▸ EXERCISE DIRECTIONS: Look through the data below for the string "thumbs", and copy every line where it turns up.

=-=-=-=-=

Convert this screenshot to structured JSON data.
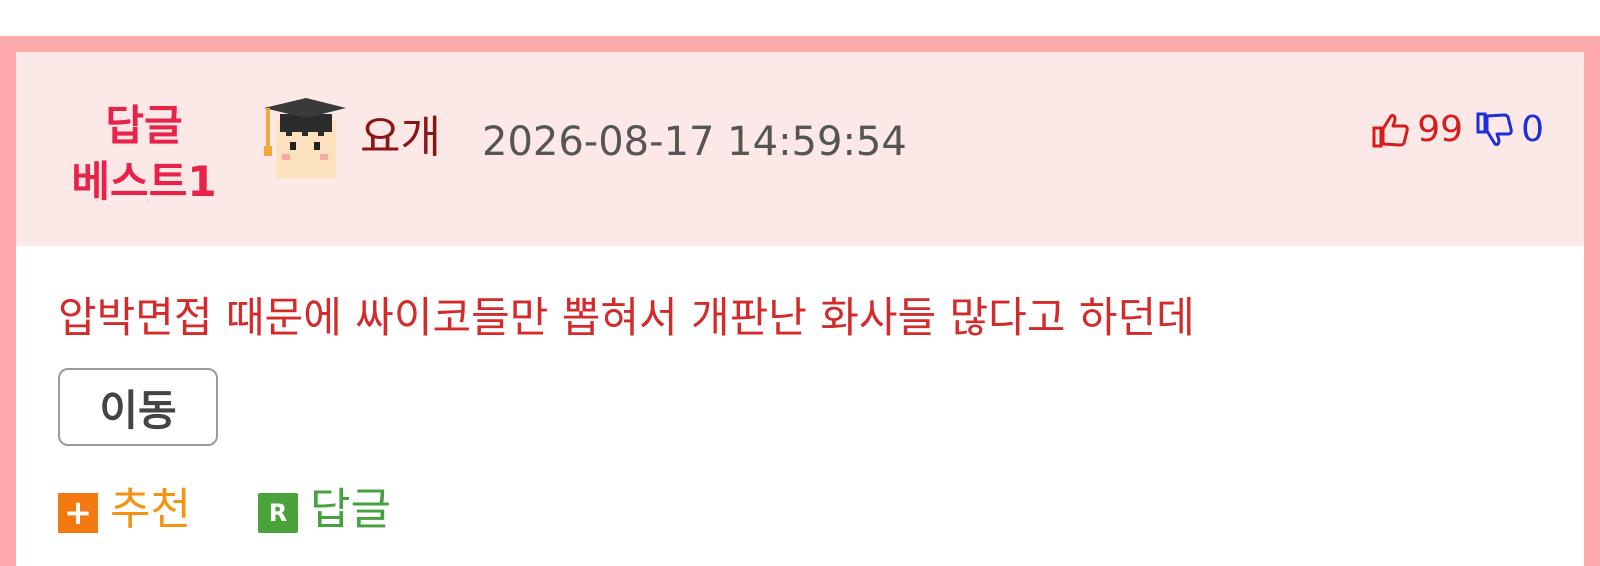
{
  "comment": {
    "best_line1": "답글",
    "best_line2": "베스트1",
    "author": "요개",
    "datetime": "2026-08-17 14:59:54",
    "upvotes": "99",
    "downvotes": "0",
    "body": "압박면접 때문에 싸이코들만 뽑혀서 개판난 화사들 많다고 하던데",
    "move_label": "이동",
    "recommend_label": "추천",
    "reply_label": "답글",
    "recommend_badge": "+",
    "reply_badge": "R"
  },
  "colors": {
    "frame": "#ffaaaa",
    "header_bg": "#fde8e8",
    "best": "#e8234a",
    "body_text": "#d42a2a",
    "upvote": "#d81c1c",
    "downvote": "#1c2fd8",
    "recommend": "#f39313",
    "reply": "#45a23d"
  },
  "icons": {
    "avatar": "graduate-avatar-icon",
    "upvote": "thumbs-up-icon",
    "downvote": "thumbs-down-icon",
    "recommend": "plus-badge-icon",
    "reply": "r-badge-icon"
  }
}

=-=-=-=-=

▸ PROBLEM SOLUTION:
    "upvote": "thumbs-up-icon",
    "downvote": "thumbs-down-icon",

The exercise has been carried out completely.